**Material for this exercise:**
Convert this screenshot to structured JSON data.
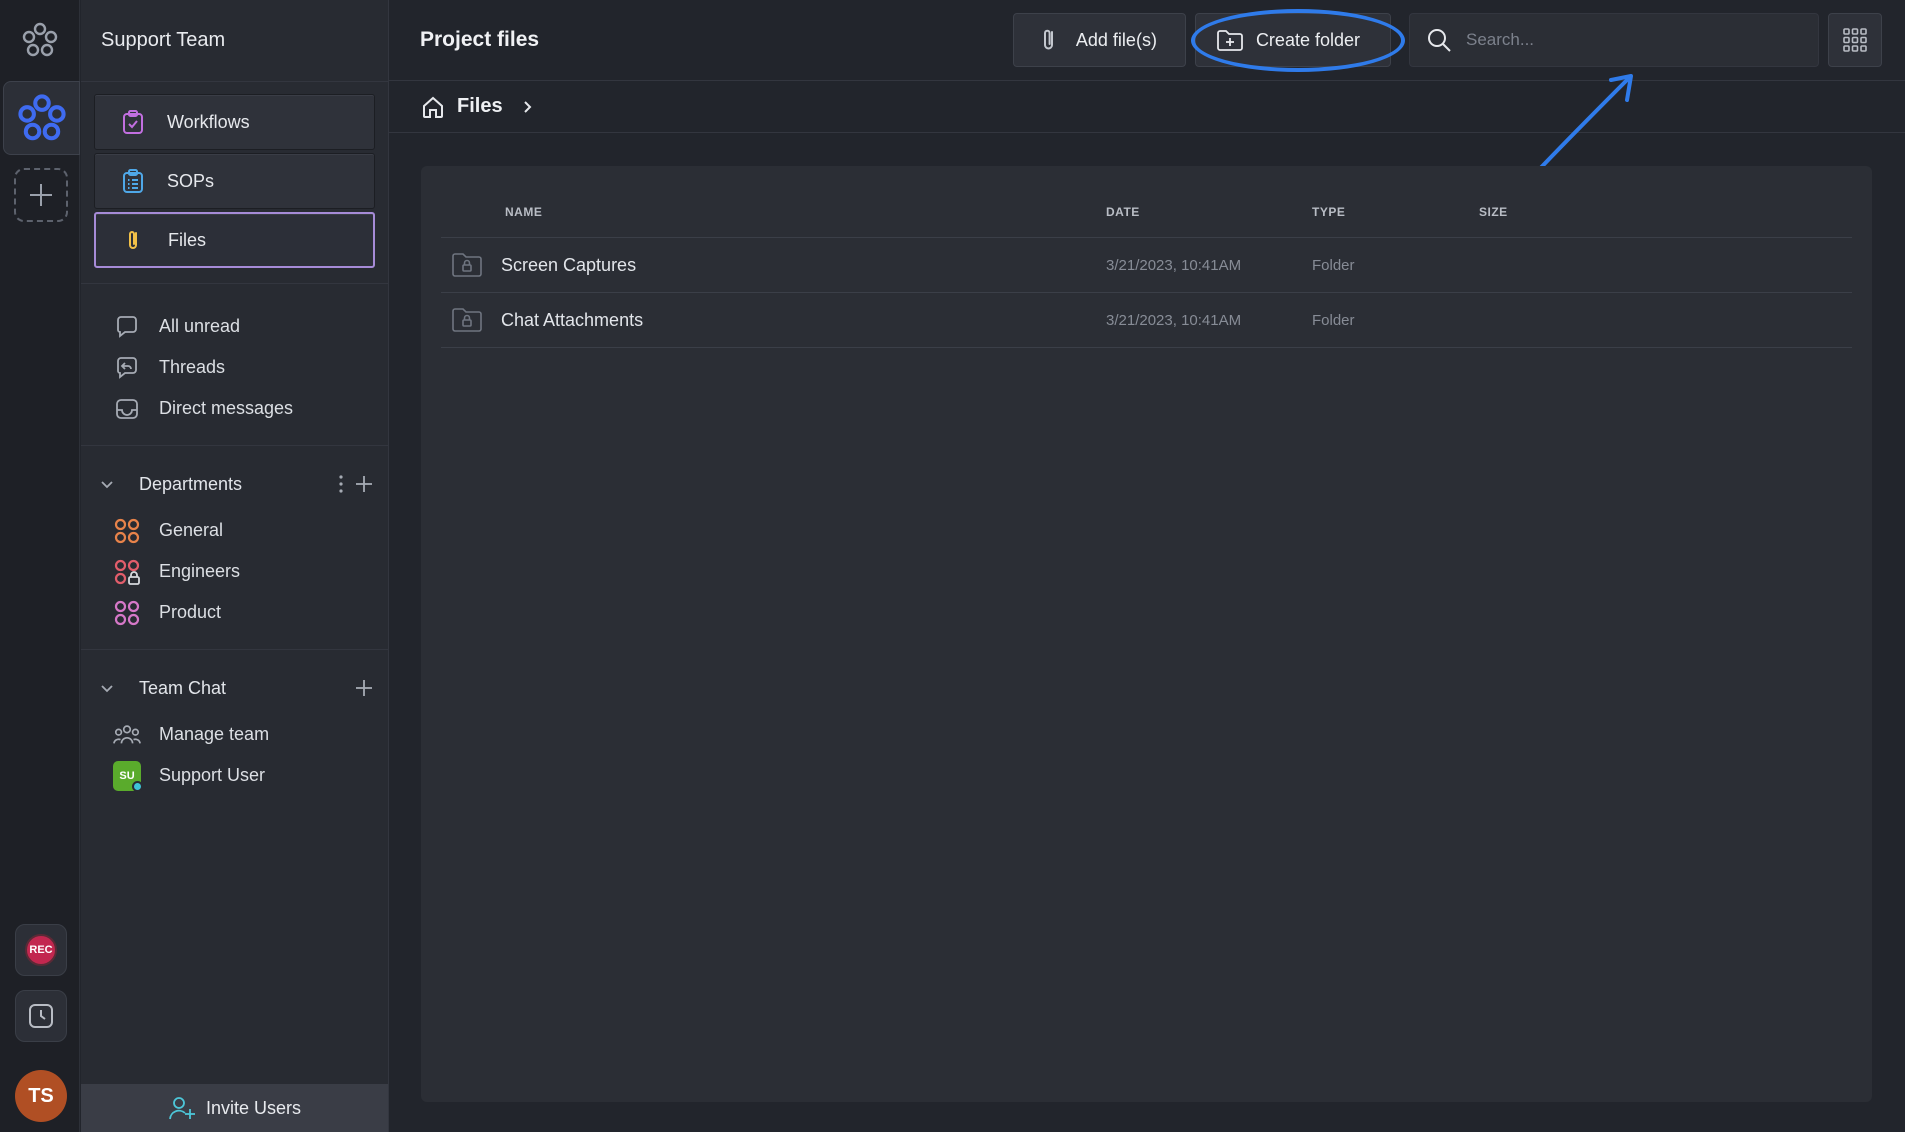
{
  "workspace": {
    "name": "Support Team"
  },
  "sidebar": {
    "primary": [
      {
        "label": "Workflows",
        "icon": "clipboard-check-icon",
        "active": false
      },
      {
        "label": "SOPs",
        "icon": "clipboard-list-icon",
        "active": false
      },
      {
        "label": "Files",
        "icon": "paperclip-icon",
        "active": true
      }
    ],
    "inbox": [
      {
        "label": "All unread",
        "icon": "chat-bubble-icon"
      },
      {
        "label": "Threads",
        "icon": "thread-reply-icon"
      },
      {
        "label": "Direct messages",
        "icon": "inbox-icon"
      }
    ],
    "departments": {
      "title": "Departments",
      "items": [
        {
          "label": "General",
          "icon": "channel-grid-icon",
          "color": "#e8834a"
        },
        {
          "label": "Engineers",
          "icon": "channel-grid-lock-icon",
          "color": "#e25d6b"
        },
        {
          "label": "Product",
          "icon": "channel-grid-icon",
          "color": "#d678c8"
        }
      ]
    },
    "team_chat": {
      "title": "Team Chat",
      "items": [
        {
          "label": "Manage team",
          "icon": "team-icon"
        },
        {
          "label": "Support User",
          "badge": "SU",
          "badge_color": "#5aab2c"
        }
      ]
    },
    "invite": {
      "label": "Invite Users"
    }
  },
  "rail": {
    "rec_label": "REC",
    "user_initials": "TS"
  },
  "main": {
    "title": "Project files",
    "add_files_label": "Add file(s)",
    "create_folder_label": "Create folder",
    "search_placeholder": "Search...",
    "breadcrumb": "Files",
    "accent_color": "#2f7bea"
  },
  "table": {
    "columns": [
      "NAME",
      "DATE",
      "TYPE",
      "SIZE"
    ],
    "rows": [
      {
        "name": "Screen Captures",
        "date": "3/21/2023, 10:41AM",
        "type": "Folder",
        "size": ""
      },
      {
        "name": "Chat Attachments",
        "date": "3/21/2023, 10:41AM",
        "type": "Folder",
        "size": ""
      }
    ]
  }
}
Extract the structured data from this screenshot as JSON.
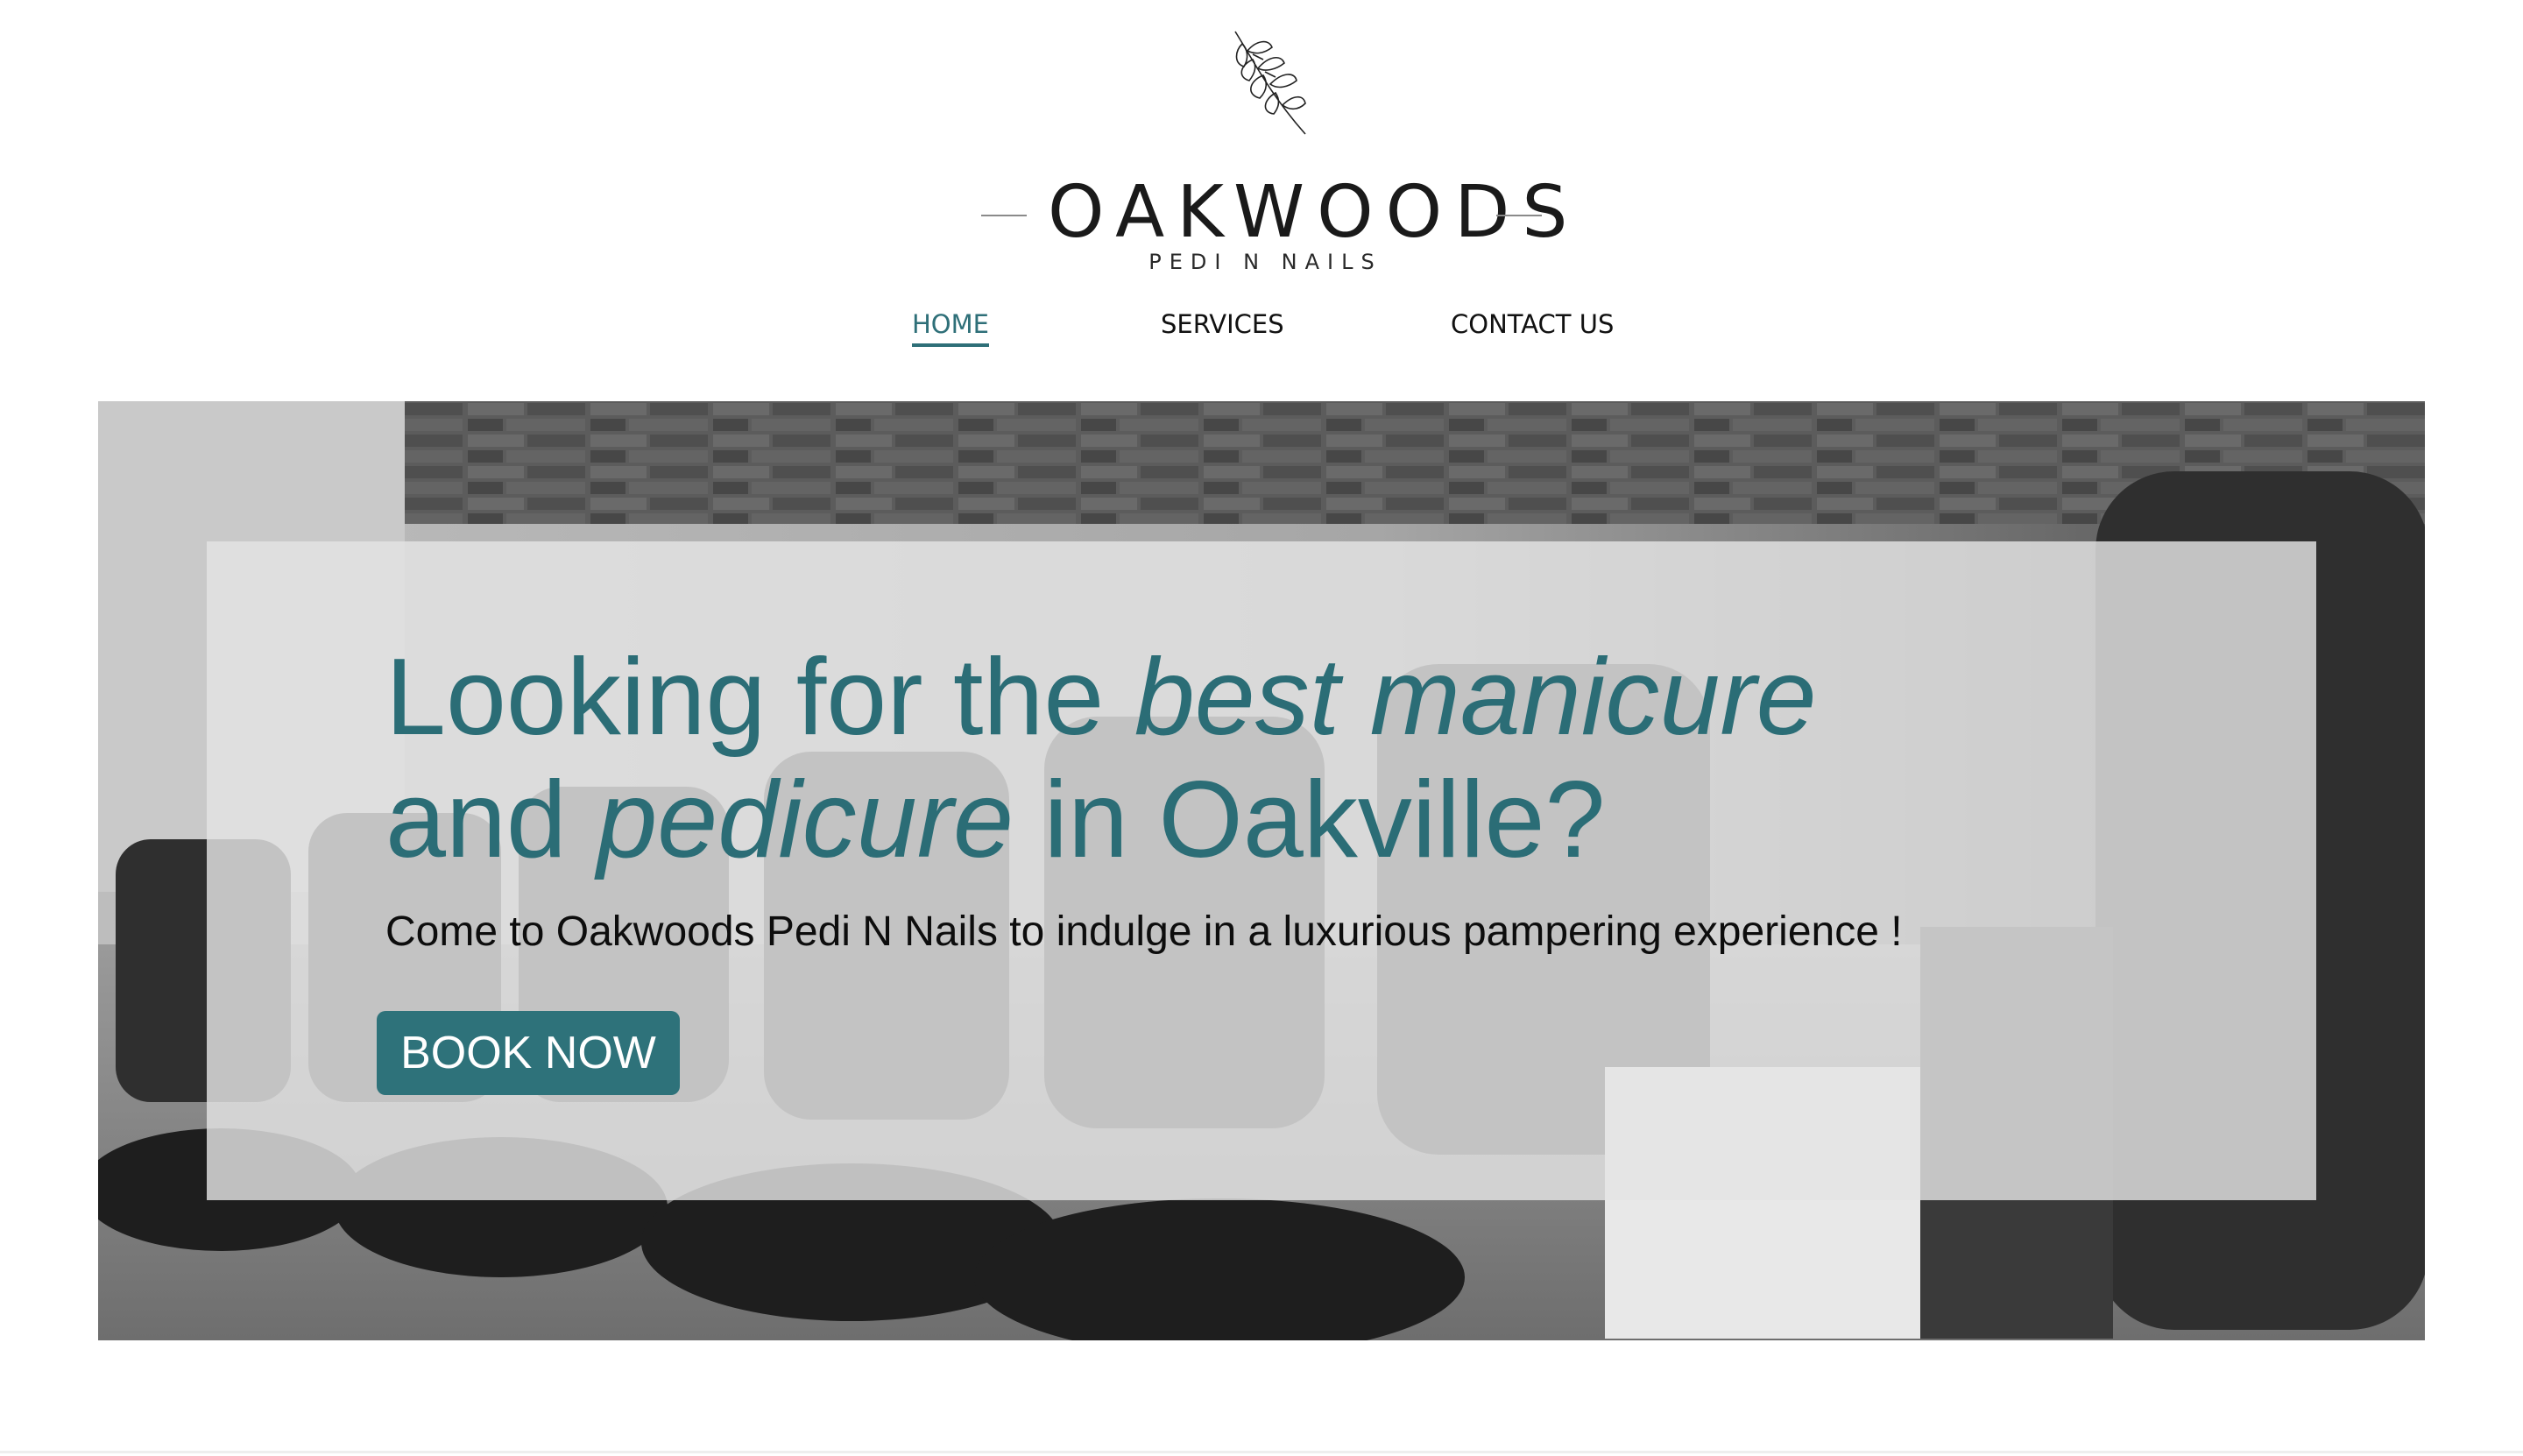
{
  "brand": {
    "name": "OAKWOODS",
    "tagline": "PEDI N NAILS",
    "logo_icon": "leaf-sprig-icon"
  },
  "nav": {
    "items": [
      {
        "label": "HOME",
        "active": true
      },
      {
        "label": "SERVICES",
        "active": false
      },
      {
        "label": "CONTACT US",
        "active": false
      }
    ]
  },
  "hero": {
    "heading_part1": "Looking for the ",
    "heading_em1": "best manicure",
    "heading_part2": "and ",
    "heading_em2": "pedicure",
    "heading_part3": " in Oakville?",
    "subheading": "Come to Oakwoods Pedi N Nails to indulge in a luxurious pampering experience !",
    "cta_label": "BOOK NOW",
    "background": "pedicure-chairs-photo"
  },
  "colors": {
    "accent": "#2e727a",
    "heading": "#2b6d76",
    "text": "#0d0d0d",
    "background": "#ffffff"
  }
}
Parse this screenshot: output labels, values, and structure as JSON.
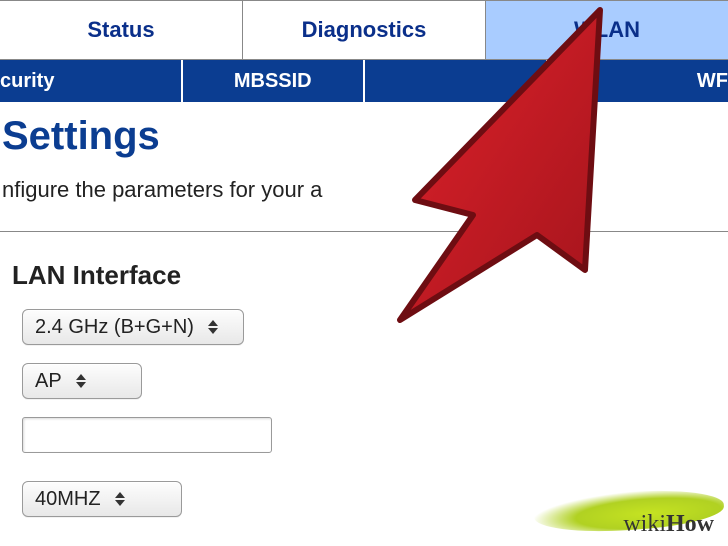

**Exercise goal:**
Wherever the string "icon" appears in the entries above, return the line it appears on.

**Exercise result:**
        "icon": "clipboard-check-icon",
        "icon": "clipboard-list-icon",
        "icon": "paperclip-icon",
        "icon": "chat-bubble-icon"
        "icon": "thread-reply-icon"
        "icon": "inbox-icon"
          "icon": "channel-grid-icon",
          "icon": "channel-grid-lock-icon",
          "icon": "channel-grid-icon",
          "icon": "team-icon"
    "logo_icon": "leaf-sprig-icon"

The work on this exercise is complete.